|International Classification||G03H1/02, G11B7/26, G11B5/84, B29C45/76, G11B7/0065, B29D17/00, B29L17/00, B29C45/26, G11B7/24|
|Cooperative Classification||G11B7/263, B29C2045/2661, B29C45/2632, B29D17/005, B29K2995/0097, G11B5/8404|
|European Classification||B29D17/00C, G11B7/26P, B29C45/26L2, G11B5/84B|
|Sep 4, 2001||AS||Assignment|
Owner name: IMATION CORP., MINNESOTA
Free format text: ASSIGNMENT OF ASSIGNORS INTEREST;ASSIGNORS:KERFELD, DONALD J.;CHAPUT, DOUGLAS J.;EDWARDS, JATHAN D.;AND OTHERS;REEL/FRAME:012151/0374
Effective date: 20010829
|May 11, 2009||REMI||Maintenance fee reminder mailed|
|Nov 1, 2009||LAPS||Lapse for failure to pay maintenance fees|

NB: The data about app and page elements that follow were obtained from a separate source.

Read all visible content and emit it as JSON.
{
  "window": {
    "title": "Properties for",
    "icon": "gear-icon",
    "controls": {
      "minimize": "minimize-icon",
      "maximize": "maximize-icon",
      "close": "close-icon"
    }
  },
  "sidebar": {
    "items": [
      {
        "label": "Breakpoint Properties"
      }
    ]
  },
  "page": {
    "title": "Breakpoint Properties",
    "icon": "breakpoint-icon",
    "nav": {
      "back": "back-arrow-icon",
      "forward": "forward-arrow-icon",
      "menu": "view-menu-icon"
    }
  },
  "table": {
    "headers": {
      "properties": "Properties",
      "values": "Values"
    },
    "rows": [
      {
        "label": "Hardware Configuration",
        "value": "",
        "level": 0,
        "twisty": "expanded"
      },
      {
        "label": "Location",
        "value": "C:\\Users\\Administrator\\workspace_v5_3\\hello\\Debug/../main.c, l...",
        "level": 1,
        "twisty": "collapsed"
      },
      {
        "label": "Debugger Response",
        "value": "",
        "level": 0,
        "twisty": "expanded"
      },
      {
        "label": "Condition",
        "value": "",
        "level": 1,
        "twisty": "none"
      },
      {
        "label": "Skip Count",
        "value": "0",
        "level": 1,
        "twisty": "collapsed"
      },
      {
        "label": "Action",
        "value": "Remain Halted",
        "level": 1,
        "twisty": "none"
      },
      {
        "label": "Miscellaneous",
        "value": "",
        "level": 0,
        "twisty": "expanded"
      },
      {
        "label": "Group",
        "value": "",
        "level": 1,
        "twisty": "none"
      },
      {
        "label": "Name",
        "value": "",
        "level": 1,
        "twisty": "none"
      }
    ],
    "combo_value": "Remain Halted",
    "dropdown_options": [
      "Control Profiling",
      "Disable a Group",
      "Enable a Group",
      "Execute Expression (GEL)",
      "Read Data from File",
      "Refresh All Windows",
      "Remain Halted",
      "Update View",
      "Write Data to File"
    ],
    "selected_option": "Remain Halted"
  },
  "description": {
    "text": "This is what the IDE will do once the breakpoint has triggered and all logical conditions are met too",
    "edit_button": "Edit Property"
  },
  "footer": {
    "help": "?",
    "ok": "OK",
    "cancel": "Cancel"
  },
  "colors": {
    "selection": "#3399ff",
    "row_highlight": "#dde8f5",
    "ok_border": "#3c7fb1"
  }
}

|Dec 22, 2009||FP||Expired due to failure to pay maintenance fee|
Effective date: 20091101